<<<<

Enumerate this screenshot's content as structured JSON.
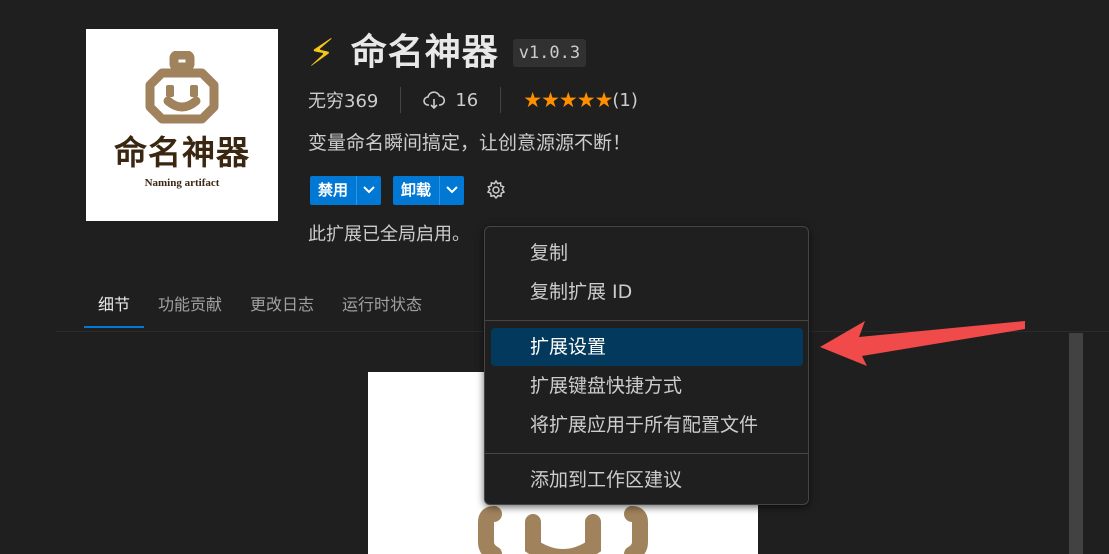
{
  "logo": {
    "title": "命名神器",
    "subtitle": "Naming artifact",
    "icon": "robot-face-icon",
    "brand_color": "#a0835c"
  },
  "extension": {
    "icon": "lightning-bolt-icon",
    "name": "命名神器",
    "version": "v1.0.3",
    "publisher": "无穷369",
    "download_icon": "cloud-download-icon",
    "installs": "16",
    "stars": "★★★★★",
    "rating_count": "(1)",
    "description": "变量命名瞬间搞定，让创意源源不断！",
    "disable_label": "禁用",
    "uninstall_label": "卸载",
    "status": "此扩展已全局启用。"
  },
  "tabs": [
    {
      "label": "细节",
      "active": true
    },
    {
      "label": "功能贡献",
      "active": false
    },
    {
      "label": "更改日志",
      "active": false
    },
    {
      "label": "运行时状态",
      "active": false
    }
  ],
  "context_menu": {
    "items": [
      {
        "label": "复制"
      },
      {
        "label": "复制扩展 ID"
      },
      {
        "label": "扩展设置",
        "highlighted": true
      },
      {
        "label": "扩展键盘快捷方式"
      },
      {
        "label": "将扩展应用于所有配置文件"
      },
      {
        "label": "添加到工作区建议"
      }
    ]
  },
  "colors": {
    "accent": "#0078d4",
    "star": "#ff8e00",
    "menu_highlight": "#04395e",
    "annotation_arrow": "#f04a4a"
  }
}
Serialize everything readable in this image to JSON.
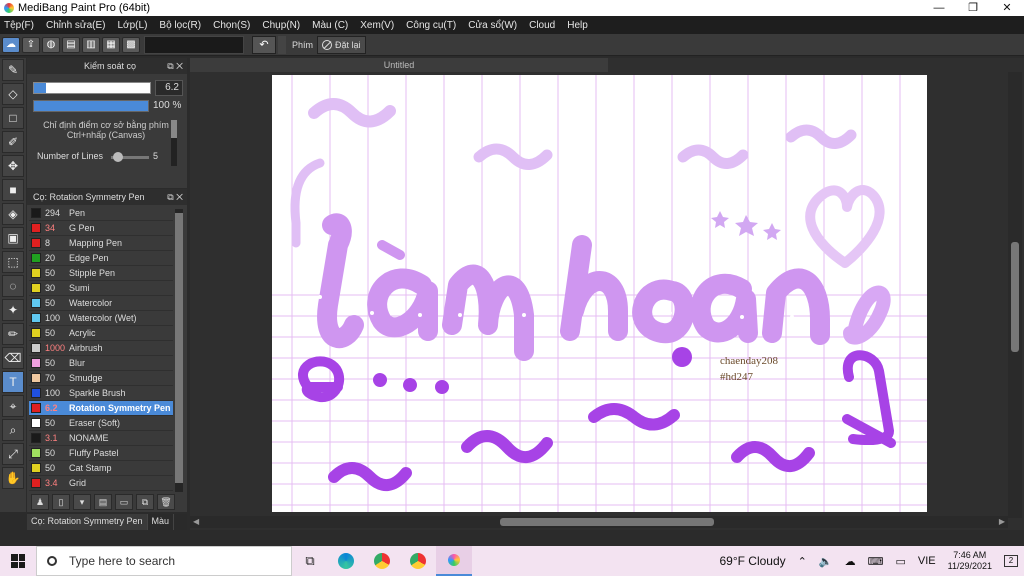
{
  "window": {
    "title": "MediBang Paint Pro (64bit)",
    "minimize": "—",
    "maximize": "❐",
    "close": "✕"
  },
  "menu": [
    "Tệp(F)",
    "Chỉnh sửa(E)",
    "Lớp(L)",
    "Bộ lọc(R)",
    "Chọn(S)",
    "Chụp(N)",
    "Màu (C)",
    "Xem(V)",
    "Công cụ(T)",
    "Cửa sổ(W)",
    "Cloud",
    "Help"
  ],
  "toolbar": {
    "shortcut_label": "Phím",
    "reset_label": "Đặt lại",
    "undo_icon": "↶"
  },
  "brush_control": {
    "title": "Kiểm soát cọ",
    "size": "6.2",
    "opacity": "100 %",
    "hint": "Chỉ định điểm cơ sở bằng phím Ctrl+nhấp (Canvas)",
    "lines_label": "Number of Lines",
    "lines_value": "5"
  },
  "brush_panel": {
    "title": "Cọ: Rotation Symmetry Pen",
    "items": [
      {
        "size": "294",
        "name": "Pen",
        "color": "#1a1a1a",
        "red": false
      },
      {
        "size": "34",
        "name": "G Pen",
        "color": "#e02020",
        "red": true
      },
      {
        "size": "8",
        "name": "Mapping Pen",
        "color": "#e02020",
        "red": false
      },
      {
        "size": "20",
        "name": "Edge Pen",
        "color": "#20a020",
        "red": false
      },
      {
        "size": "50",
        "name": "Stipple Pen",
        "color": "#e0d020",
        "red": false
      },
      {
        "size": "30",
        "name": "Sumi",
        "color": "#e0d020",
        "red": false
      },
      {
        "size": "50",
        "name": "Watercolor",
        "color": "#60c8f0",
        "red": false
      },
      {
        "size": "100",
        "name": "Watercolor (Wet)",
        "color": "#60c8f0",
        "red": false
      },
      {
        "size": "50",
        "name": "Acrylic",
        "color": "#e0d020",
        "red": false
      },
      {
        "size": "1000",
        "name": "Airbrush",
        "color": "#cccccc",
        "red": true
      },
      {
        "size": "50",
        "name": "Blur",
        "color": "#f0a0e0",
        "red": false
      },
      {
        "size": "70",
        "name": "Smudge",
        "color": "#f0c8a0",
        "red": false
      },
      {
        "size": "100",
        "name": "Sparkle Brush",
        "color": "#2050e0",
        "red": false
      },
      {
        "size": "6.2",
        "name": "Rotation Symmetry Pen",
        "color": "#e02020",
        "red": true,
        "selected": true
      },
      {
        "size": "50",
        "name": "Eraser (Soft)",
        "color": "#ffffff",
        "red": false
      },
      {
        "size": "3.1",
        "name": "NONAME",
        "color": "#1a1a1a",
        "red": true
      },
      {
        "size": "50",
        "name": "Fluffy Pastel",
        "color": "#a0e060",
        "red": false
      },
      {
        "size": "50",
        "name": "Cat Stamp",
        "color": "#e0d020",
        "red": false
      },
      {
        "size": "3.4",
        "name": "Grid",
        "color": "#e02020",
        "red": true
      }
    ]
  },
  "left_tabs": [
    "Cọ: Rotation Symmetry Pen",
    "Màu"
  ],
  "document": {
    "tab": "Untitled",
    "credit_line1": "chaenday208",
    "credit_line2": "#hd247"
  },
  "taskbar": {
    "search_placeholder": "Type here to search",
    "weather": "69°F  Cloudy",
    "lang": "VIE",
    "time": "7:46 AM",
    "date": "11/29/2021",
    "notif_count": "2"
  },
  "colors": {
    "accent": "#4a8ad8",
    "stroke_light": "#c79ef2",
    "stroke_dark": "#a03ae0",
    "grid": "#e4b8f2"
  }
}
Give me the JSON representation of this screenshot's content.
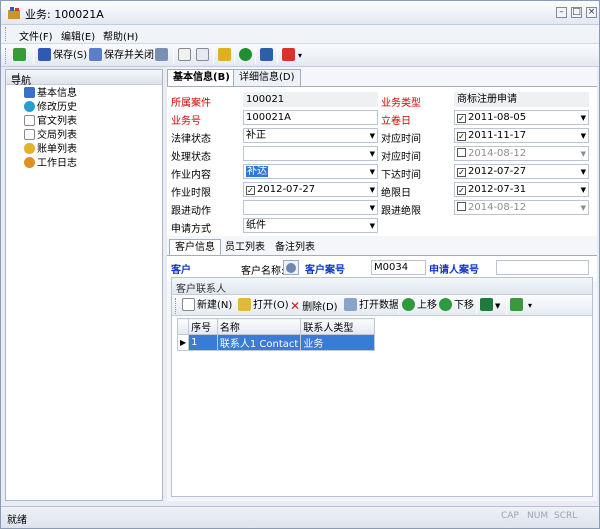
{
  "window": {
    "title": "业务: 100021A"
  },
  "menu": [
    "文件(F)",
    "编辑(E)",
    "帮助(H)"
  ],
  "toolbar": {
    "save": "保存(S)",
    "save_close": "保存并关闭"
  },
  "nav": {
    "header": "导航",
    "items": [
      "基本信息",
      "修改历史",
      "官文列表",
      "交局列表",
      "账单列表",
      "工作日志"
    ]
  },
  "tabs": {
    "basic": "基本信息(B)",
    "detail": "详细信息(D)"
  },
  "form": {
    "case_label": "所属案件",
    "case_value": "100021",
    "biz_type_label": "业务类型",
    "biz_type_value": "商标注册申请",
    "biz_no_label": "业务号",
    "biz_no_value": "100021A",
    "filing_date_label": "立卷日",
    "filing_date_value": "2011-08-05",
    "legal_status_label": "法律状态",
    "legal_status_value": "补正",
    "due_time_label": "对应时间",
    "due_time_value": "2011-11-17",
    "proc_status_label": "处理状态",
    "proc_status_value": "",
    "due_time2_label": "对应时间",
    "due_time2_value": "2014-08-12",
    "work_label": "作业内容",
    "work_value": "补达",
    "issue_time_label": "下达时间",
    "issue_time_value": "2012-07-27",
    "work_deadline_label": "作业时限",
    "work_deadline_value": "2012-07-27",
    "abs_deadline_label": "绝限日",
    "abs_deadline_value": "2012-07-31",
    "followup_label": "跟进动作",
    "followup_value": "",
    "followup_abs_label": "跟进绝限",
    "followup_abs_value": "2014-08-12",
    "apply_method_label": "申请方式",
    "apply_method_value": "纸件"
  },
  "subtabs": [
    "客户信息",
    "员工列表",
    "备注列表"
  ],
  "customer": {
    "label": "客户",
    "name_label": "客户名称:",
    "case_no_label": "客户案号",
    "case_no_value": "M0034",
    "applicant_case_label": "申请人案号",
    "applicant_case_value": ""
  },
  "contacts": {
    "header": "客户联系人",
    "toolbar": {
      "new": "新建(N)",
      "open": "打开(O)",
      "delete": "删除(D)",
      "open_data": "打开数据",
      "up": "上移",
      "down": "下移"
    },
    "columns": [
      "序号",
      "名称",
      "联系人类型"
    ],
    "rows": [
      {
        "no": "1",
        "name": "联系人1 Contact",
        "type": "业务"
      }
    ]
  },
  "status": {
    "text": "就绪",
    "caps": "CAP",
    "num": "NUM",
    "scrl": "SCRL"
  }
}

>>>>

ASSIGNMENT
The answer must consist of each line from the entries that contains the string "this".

REPLY
Enumerate this screenshot's content as structured JSON.
Serialize everything readable in this image to JSON.
Give me the JSON representation of this screenshot's content.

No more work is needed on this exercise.